Press Release

September 11, 2009

Washington, DC – U
.S. Senator Benjamin L. Cardin (D-MD), chairman of the Senate Environment and Public Works Water and Wildlife Subcommittee released the following statement after the U.S. Environmental Protection Agency announced today that it has identified 79 proposed surface coal-mining projects in Appalachian states for further, detailed reviews of their pending permits.
  The extended reviews will be carried out under an enhanced coordination process between EPA and the Army Corps of Engineers developed under a June 11, 2009 interagency Memorandum of Understanding (MOU) on surface coal mining facilitated by the Council on Environmental Quality and signed by the EPA, the Corps, and the Department of Interior.
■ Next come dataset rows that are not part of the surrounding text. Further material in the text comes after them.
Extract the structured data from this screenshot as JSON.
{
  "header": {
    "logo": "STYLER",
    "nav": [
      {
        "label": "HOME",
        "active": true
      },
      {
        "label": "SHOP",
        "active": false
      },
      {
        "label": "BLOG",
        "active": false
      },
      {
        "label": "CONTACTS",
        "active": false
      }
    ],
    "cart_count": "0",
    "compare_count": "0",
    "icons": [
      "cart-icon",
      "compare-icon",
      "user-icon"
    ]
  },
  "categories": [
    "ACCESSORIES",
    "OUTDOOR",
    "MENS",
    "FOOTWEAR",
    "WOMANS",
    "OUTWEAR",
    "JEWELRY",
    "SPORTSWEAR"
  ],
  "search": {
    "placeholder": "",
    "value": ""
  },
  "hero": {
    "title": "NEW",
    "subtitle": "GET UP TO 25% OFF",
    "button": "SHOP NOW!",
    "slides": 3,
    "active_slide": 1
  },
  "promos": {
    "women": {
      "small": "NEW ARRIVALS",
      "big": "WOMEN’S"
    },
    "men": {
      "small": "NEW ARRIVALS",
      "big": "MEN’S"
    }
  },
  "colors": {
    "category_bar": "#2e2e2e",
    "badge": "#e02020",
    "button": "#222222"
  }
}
The Corps and EPA will work together during this review process to ensure compliance with the Clean Water Act and the protection of this nation’s public health and environment.


“The science shows that the impacts of mountaintop coal mining and the associated valley fill on the quality and safety of our water are extensive and long-lasting.
There are more environmentally and economically sustainable paths Appalachia can take without destroying the potential for economic gains in tourism and outdoor recreation activities that are only viable when Appalachia’s unique natural features are protected,” said Senator Benjamin L. Cardin.  “The Obama Administration is to be congratulated for continuing to address this serious issue and for applying the best science to its decision making.  But I believe the general practice of mountaintop removal mining and the associated valley fills continues to be a major problem and must end.”


Senator Cardin and Senator Lamar Alexander (R-TN) have sponsored S. 696,

The Appalachian Restoration Act

that would outlaw mountaintop coal mining.  In June, Senator Cardin chaired the first Environment and Public Works Committee hearing in seven years examining the practice of mountaintop removal operations and its impact on the local communities and environment.